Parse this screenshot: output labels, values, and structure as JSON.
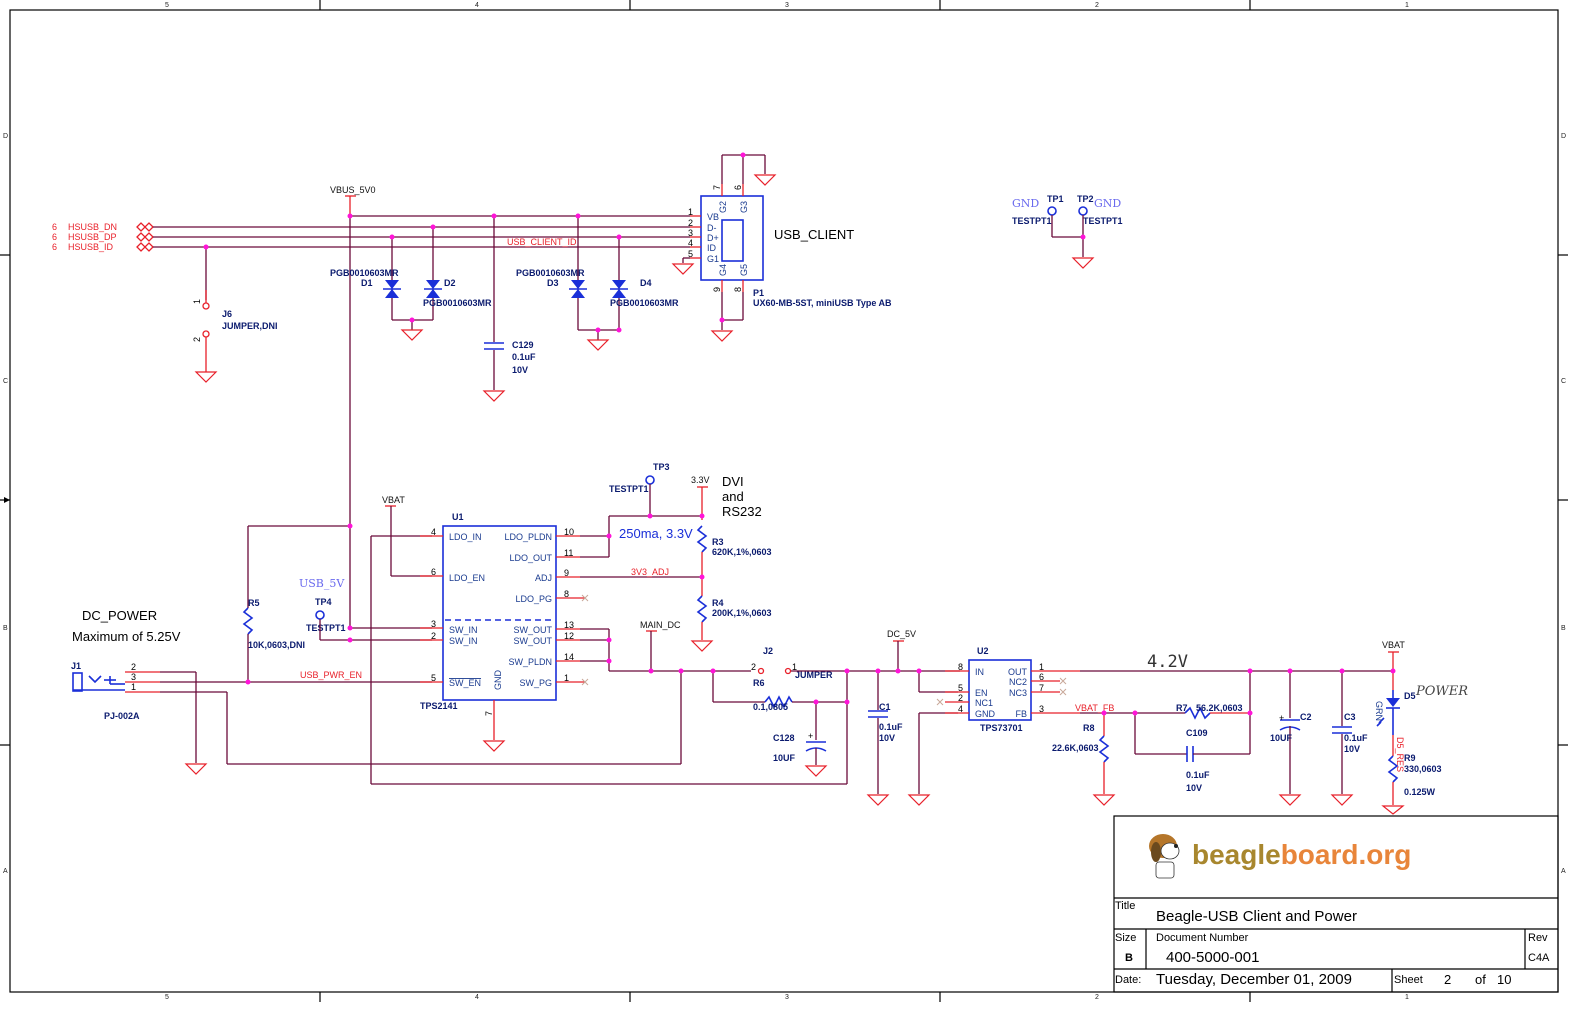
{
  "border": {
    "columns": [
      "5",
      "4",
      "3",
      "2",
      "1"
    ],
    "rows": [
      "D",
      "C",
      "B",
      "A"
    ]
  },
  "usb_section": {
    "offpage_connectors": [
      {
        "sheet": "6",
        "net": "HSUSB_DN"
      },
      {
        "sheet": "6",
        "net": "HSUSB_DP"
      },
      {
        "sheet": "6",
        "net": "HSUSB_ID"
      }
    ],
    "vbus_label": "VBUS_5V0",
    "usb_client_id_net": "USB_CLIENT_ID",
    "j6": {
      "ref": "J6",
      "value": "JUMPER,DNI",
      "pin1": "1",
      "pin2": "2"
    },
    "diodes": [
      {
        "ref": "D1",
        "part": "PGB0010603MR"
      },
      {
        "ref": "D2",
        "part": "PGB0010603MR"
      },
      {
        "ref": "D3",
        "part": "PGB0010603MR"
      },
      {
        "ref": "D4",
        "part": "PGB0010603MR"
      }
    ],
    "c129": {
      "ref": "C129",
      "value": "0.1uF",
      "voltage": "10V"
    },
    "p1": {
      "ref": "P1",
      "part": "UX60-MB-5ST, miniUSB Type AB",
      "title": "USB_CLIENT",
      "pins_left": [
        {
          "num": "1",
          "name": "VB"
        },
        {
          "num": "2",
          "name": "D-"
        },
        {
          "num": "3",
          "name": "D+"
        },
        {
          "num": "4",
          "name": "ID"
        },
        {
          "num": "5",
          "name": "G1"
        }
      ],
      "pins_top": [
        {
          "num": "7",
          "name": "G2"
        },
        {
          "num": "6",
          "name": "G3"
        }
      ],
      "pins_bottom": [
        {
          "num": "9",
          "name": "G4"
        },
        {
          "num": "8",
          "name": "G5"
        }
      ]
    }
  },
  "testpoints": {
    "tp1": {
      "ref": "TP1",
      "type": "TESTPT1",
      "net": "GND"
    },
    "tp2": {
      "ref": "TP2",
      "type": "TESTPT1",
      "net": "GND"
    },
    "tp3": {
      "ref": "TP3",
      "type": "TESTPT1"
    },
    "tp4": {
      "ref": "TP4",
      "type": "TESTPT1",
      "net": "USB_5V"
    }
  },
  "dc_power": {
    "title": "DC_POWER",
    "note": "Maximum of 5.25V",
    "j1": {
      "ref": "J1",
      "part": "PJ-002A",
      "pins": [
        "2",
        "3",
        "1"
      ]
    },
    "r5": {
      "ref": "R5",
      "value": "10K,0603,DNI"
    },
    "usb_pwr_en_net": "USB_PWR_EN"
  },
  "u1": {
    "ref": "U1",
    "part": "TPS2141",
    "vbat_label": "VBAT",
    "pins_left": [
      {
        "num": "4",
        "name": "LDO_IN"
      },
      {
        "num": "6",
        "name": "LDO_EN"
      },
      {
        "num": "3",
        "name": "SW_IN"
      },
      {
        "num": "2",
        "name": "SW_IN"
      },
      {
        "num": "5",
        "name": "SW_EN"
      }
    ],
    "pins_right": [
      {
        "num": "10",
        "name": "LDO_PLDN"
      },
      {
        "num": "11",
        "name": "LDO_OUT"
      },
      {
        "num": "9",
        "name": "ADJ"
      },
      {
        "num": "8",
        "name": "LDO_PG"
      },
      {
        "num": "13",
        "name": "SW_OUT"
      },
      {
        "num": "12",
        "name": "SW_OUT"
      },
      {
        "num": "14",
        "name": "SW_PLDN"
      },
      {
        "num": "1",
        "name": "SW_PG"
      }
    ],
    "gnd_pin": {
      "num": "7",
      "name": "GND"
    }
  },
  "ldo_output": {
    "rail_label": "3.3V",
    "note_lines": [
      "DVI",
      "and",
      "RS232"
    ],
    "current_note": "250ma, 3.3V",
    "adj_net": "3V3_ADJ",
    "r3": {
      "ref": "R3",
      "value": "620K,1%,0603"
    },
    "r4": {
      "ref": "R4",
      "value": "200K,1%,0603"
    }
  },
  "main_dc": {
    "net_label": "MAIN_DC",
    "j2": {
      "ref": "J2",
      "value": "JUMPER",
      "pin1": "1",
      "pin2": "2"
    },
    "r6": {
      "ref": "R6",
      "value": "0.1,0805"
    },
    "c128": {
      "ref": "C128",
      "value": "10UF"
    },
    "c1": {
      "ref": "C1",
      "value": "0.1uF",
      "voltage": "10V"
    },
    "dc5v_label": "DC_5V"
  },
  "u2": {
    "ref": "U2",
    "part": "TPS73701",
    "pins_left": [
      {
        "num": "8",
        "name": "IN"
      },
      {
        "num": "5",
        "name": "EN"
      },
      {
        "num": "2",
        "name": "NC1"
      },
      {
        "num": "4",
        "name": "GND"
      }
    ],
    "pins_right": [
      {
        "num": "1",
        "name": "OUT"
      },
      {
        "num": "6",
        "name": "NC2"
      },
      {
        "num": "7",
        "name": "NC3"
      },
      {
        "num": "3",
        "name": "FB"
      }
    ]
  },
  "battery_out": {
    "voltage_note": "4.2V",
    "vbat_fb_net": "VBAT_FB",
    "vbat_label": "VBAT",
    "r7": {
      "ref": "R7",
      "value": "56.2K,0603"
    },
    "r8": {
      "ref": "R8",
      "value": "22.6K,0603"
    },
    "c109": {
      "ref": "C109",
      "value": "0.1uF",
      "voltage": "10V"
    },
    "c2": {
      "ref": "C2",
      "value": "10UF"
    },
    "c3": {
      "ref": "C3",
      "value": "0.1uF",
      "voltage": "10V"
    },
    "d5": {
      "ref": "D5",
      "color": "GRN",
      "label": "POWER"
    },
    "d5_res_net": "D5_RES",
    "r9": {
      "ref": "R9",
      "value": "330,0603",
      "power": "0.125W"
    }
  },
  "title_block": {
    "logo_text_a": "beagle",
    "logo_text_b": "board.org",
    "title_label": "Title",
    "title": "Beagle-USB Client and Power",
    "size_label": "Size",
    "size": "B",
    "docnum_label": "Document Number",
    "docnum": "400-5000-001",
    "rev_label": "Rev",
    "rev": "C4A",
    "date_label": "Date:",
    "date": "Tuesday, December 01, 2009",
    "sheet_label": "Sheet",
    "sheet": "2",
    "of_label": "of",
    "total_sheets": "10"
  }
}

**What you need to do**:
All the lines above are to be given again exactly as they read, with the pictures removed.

**Answer for the task**:
Parse this screenshot: output labels, values, and structure as JSON.
{
  "border": {
    "columns": [
      "5",
      "4",
      "3",
      "2",
      "1"
    ],
    "rows": [
      "D",
      "C",
      "B",
      "A"
    ]
  },
  "usb_section": {
    "offpage_connectors": [
      {
        "sheet": "6",
        "net": "HSUSB_DN"
      },
      {
        "sheet": "6",
        "net": "HSUSB_DP"
      },
      {
        "sheet": "6",
        "net": "HSUSB_ID"
      }
    ],
    "vbus_label": "VBUS_5V0",
    "usb_client_id_net": "USB_CLIENT_ID",
    "j6": {
      "ref": "J6",
      "value": "JUMPER,DNI",
      "pin1": "1",
      "pin2": "2"
    },
    "diodes": [
      {
        "ref": "D1",
        "part": "PGB0010603MR"
      },
      {
        "ref": "D2",
        "part": "PGB0010603MR"
      },
      {
        "ref": "D3",
        "part": "PGB0010603MR"
      },
      {
        "ref": "D4",
        "part": "PGB0010603MR"
      }
    ],
    "c129": {
      "ref": "C129",
      "value": "0.1uF",
      "voltage": "10V"
    },
    "p1": {
      "ref": "P1",
      "part": "UX60-MB-5ST, miniUSB Type AB",
      "title": "USB_CLIENT",
      "pins_left": [
        {
          "num": "1",
          "name": "VB"
        },
        {
          "num": "2",
          "name": "D-"
        },
        {
          "num": "3",
          "name": "D+"
        },
        {
          "num": "4",
          "name": "ID"
        },
        {
          "num": "5",
          "name": "G1"
        }
      ],
      "pins_top": [
        {
          "num": "7",
          "name": "G2"
        },
        {
          "num": "6",
          "name": "G3"
        }
      ],
      "pins_bottom": [
        {
          "num": "9",
          "name": "G4"
        },
        {
          "num": "8",
          "name": "G5"
        }
      ]
    }
  },
  "testpoints": {
    "tp1": {
      "ref": "TP1",
      "type": "TESTPT1",
      "net": "GND"
    },
    "tp2": {
      "ref": "TP2",
      "type": "TESTPT1",
      "net": "GND"
    },
    "tp3": {
      "ref": "TP3",
      "type": "TESTPT1"
    },
    "tp4": {
      "ref": "TP4",
      "type": "TESTPT1",
      "net": "USB_5V"
    }
  },
  "dc_power": {
    "title": "DC_POWER",
    "note": "Maximum of 5.25V",
    "j1": {
      "ref": "J1",
      "part": "PJ-002A",
      "pins": [
        "2",
        "3",
        "1"
      ]
    },
    "r5": {
      "ref": "R5",
      "value": "10K,0603,DNI"
    },
    "usb_pwr_en_net": "USB_PWR_EN"
  },
  "u1": {
    "ref": "U1",
    "part": "TPS2141",
    "vbat_label": "VBAT",
    "pins_left": [
      {
        "num": "4",
        "name": "LDO_IN"
      },
      {
        "num": "6",
        "name": "LDO_EN"
      },
      {
        "num": "3",
        "name": "SW_IN"
      },
      {
        "num": "2",
        "name": "SW_IN"
      },
      {
        "num": "5",
        "name": "SW_EN"
      }
    ],
    "pins_right": [
      {
        "num": "10",
        "name": "LDO_PLDN"
      },
      {
        "num": "11",
        "name": "LDO_OUT"
      },
      {
        "num": "9",
        "name": "ADJ"
      },
      {
        "num": "8",
        "name": "LDO_PG"
      },
      {
        "num": "13",
        "name": "SW_OUT"
      },
      {
        "num": "12",
        "name": "SW_OUT"
      },
      {
        "num": "14",
        "name": "SW_PLDN"
      },
      {
        "num": "1",
        "name": "SW_PG"
      }
    ],
    "gnd_pin": {
      "num": "7",
      "name": "GND"
    }
  },
  "ldo_output": {
    "rail_label": "3.3V",
    "note_lines": [
      "DVI",
      "and",
      "RS232"
    ],
    "current_note": "250ma, 3.3V",
    "adj_net": "3V3_ADJ",
    "r3": {
      "ref": "R3",
      "value": "620K,1%,0603"
    },
    "r4": {
      "ref": "R4",
      "value": "200K,1%,0603"
    }
  },
  "main_dc": {
    "net_label": "MAIN_DC",
    "j2": {
      "ref": "J2",
      "value": "JUMPER",
      "pin1": "1",
      "pin2": "2"
    },
    "r6": {
      "ref": "R6",
      "value": "0.1,0805"
    },
    "c128": {
      "ref": "C128",
      "value": "10UF"
    },
    "c1": {
      "ref": "C1",
      "value": "0.1uF",
      "voltage": "10V"
    },
    "dc5v_label": "DC_5V"
  },
  "u2": {
    "ref": "U2",
    "part": "TPS73701",
    "pins_left": [
      {
        "num": "8",
        "name": "IN"
      },
      {
        "num": "5",
        "name": "EN"
      },
      {
        "num": "2",
        "name": "NC1"
      },
      {
        "num": "4",
        "name": "GND"
      }
    ],
    "pins_right": [
      {
        "num": "1",
        "name": "OUT"
      },
      {
        "num": "6",
        "name": "NC2"
      },
      {
        "num": "7",
        "name": "NC3"
      },
      {
        "num": "3",
        "name": "FB"
      }
    ]
  },
  "battery_out": {
    "voltage_note": "4.2V",
    "vbat_fb_net": "VBAT_FB",
    "vbat_label": "VBAT",
    "r7": {
      "ref": "R7",
      "value": "56.2K,0603"
    },
    "r8": {
      "ref": "R8",
      "value": "22.6K,0603"
    },
    "c109": {
      "ref": "C109",
      "value": "0.1uF",
      "voltage": "10V"
    },
    "c2": {
      "ref": "C2",
      "value": "10UF"
    },
    "c3": {
      "ref": "C3",
      "value": "0.1uF",
      "voltage": "10V"
    },
    "d5": {
      "ref": "D5",
      "color": "GRN",
      "label": "POWER"
    },
    "d5_res_net": "D5_RES",
    "r9": {
      "ref": "R9",
      "value": "330,0603",
      "power": "0.125W"
    }
  },
  "title_block": {
    "logo_text_a": "beagle",
    "logo_text_b": "board.org",
    "title_label": "Title",
    "title": "Beagle-USB Client and Power",
    "size_label": "Size",
    "size": "B",
    "docnum_label": "Document Number",
    "docnum": "400-5000-001",
    "rev_label": "Rev",
    "rev": "C4A",
    "date_label": "Date:",
    "date": "Tuesday, December 01, 2009",
    "sheet_label": "Sheet",
    "sheet": "2",
    "of_label": "of",
    "total_sheets": "10"
  }
}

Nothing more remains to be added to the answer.